■ TASK DESCRIPTION
Only lines holding the word "instructions" are wanted from the records; copy all of them.

DATA RECORDS Start Marker

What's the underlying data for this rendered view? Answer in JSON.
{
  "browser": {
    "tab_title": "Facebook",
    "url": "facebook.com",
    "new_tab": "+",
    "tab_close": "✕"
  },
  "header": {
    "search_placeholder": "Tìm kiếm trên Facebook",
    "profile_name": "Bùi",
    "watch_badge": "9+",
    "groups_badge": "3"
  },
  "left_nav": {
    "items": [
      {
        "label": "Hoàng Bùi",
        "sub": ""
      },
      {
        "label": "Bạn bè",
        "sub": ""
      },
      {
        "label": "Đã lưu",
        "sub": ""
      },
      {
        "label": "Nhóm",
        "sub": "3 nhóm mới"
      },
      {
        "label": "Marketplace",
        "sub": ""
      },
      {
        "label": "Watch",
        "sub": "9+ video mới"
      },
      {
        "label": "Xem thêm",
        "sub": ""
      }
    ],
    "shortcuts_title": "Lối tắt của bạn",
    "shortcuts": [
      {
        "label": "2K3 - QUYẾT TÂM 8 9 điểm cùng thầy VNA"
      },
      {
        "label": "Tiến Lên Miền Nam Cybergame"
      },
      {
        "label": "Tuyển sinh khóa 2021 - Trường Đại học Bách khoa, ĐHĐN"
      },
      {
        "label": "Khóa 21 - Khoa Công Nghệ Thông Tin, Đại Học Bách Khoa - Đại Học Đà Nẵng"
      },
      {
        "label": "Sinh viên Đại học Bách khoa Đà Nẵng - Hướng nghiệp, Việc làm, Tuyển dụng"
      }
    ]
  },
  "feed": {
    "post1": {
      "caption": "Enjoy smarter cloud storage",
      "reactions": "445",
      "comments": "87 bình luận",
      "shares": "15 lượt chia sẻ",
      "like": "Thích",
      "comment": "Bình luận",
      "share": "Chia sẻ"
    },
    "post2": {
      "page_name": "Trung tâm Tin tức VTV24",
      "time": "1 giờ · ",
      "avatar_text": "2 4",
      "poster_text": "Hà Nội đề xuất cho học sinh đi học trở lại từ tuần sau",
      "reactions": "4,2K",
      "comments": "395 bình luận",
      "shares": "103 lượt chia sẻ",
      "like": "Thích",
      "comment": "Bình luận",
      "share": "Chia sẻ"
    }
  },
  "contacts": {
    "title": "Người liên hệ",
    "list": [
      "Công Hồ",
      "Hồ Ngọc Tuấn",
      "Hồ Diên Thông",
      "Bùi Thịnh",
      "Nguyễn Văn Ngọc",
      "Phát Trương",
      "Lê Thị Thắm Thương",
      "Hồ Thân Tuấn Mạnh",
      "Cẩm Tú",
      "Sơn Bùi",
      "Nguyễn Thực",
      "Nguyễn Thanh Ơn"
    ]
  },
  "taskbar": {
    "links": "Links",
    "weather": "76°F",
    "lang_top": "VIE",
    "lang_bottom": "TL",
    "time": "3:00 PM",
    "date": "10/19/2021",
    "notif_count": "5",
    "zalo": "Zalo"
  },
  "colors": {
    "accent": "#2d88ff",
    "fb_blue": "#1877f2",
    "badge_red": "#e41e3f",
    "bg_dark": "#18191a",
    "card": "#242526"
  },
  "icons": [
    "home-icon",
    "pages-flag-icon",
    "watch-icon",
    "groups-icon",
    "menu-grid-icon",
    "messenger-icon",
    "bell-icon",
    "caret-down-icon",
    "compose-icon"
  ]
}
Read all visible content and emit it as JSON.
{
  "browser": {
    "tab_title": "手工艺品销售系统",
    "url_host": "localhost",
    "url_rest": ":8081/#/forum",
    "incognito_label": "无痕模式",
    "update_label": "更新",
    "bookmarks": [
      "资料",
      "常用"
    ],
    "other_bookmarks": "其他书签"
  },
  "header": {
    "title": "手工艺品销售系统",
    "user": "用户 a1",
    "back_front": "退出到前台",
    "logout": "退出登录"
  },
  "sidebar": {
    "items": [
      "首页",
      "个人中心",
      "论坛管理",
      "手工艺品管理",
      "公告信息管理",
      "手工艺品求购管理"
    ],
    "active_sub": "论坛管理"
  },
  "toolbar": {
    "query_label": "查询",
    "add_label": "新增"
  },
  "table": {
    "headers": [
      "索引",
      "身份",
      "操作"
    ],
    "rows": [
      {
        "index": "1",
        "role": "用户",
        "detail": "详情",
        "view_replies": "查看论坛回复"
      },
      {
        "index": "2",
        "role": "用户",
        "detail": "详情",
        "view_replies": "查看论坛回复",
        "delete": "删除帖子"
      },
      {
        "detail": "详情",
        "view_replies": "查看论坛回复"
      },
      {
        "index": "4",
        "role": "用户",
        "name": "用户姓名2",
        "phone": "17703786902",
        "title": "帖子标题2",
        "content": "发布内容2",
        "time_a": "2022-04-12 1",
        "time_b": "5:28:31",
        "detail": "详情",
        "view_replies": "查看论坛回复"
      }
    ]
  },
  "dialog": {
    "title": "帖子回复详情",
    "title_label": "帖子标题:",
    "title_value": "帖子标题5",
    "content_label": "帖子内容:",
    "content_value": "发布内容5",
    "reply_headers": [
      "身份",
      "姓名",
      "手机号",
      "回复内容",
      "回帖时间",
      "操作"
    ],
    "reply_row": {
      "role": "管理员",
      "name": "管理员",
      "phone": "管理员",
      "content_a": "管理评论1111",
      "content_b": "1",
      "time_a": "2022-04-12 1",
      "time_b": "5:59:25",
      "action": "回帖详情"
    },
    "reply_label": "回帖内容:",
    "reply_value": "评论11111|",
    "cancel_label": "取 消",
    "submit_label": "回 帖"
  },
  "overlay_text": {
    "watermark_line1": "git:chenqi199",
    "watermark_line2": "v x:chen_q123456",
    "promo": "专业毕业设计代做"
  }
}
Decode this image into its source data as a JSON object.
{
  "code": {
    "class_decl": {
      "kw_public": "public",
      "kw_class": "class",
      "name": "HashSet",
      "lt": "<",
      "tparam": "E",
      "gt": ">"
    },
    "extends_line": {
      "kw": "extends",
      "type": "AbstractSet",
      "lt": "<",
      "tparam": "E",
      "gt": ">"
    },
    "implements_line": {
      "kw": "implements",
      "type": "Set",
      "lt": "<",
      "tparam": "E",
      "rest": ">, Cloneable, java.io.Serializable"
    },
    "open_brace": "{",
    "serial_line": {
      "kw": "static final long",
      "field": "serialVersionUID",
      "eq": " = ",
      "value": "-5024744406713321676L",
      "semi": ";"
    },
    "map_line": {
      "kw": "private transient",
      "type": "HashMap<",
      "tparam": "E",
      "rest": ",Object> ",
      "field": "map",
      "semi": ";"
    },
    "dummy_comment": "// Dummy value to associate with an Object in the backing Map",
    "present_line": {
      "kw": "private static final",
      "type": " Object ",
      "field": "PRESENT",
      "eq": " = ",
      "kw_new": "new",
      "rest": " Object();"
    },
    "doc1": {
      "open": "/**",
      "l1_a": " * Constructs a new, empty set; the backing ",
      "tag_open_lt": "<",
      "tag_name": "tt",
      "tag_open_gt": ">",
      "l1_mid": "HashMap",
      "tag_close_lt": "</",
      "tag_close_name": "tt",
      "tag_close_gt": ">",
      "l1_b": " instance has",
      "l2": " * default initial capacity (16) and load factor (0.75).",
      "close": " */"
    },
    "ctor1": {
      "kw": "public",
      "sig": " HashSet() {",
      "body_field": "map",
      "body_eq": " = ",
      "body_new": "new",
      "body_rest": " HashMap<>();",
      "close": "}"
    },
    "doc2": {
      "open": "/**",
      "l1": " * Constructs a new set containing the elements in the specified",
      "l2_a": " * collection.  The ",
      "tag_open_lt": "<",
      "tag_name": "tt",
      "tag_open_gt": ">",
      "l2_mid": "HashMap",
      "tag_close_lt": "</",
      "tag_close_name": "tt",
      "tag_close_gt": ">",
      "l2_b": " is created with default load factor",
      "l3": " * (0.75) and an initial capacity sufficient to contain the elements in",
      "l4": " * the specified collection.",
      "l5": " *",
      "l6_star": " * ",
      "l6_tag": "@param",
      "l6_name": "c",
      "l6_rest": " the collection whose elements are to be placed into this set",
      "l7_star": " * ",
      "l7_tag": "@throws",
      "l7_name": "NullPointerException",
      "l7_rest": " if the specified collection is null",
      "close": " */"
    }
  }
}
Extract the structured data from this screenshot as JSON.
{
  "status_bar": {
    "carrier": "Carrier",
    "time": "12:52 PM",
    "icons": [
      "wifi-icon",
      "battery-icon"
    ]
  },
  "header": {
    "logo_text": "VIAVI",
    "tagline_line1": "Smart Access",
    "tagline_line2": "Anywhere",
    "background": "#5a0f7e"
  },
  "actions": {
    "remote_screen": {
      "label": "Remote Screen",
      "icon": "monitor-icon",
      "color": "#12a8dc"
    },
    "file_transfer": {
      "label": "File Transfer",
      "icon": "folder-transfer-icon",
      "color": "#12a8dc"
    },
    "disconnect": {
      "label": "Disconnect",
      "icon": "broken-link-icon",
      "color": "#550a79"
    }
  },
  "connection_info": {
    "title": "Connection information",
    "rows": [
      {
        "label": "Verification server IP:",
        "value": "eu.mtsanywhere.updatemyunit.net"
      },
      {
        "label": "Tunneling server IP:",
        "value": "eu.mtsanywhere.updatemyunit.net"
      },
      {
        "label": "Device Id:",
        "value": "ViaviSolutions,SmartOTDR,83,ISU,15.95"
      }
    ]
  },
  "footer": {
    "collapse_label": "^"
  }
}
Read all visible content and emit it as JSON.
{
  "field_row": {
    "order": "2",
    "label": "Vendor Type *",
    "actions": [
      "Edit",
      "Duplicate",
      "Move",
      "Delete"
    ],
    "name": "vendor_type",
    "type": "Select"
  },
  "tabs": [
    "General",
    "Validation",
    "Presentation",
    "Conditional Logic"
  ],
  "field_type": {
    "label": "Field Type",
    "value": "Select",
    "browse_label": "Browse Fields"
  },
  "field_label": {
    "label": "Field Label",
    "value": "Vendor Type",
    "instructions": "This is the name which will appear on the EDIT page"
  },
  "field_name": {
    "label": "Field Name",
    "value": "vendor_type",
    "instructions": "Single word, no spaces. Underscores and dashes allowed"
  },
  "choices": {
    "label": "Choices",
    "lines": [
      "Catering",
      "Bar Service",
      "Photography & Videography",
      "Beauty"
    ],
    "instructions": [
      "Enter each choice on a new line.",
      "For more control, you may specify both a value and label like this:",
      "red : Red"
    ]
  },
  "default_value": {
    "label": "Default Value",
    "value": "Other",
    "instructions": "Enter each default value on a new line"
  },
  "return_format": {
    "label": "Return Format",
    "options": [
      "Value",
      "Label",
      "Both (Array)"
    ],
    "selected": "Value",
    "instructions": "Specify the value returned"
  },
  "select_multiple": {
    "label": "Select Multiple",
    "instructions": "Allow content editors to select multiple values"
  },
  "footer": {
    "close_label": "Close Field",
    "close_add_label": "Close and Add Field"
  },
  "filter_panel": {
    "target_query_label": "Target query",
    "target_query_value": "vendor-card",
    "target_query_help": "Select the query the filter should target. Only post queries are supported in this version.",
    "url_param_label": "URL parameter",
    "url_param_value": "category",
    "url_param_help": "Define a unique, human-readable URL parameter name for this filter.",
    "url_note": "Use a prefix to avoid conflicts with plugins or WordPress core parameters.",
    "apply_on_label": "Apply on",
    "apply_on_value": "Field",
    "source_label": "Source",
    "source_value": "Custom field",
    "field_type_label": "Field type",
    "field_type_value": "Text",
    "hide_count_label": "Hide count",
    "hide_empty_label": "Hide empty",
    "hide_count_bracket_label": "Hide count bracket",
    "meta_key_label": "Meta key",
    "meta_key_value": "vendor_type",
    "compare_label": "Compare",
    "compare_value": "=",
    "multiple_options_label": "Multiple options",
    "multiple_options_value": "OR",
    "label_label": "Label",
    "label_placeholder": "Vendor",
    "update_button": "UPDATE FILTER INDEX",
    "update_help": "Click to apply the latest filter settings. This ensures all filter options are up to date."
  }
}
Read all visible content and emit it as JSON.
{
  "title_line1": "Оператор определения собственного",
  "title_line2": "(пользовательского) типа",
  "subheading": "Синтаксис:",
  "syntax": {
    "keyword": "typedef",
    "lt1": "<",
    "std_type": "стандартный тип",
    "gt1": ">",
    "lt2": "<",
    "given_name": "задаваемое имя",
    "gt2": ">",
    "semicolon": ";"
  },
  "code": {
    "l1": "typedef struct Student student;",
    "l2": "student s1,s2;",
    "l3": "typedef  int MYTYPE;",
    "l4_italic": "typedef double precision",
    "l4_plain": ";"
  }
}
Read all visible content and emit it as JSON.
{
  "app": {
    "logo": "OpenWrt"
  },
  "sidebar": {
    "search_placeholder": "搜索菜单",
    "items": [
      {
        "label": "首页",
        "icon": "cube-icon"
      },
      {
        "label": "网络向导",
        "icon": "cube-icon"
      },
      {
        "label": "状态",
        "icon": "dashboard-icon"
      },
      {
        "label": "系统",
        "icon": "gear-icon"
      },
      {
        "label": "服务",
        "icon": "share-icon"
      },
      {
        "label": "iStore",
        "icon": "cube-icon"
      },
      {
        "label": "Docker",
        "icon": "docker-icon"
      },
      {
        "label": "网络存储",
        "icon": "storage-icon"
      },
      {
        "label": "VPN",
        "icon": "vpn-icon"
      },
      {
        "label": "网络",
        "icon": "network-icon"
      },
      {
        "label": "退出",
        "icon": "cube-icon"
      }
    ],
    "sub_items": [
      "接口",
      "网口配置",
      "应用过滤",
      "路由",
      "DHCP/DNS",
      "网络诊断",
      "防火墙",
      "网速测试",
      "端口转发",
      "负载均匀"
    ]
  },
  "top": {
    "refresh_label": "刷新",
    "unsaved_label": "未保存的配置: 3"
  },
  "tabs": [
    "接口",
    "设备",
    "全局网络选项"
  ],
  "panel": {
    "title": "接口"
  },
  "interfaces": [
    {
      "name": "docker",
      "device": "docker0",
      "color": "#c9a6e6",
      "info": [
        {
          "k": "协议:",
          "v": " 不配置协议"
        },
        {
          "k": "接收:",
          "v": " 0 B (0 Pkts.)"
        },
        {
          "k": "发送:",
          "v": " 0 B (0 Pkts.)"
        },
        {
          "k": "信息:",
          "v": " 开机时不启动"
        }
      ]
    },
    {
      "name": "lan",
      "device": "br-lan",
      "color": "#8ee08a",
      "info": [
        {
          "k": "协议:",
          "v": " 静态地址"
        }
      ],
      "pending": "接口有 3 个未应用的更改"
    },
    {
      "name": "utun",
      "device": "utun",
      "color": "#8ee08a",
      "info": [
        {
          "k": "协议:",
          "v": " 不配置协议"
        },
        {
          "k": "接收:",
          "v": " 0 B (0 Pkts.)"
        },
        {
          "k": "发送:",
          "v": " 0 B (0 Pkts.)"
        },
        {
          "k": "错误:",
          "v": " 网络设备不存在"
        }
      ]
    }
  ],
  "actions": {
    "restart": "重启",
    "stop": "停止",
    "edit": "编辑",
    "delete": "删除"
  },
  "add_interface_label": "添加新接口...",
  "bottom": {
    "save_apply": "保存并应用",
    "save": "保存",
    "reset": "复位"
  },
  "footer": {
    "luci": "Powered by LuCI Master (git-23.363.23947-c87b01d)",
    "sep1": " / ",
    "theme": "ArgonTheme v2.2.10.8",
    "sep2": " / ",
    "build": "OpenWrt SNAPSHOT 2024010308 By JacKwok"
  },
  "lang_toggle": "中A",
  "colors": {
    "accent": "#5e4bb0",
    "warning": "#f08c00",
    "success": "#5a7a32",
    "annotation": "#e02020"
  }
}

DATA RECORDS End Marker

■ RESPONSE TO THIS TASK
    "instructions": "This is the name which will appear on the EDIT page"
    "instructions": "Single word, no spaces. Underscores and dashes allowed"
    "instructions": [
    "instructions": "Enter each default value on a new line"
    "instructions": "Specify the value returned"
    "instructions": "Allow content editors to select multiple values"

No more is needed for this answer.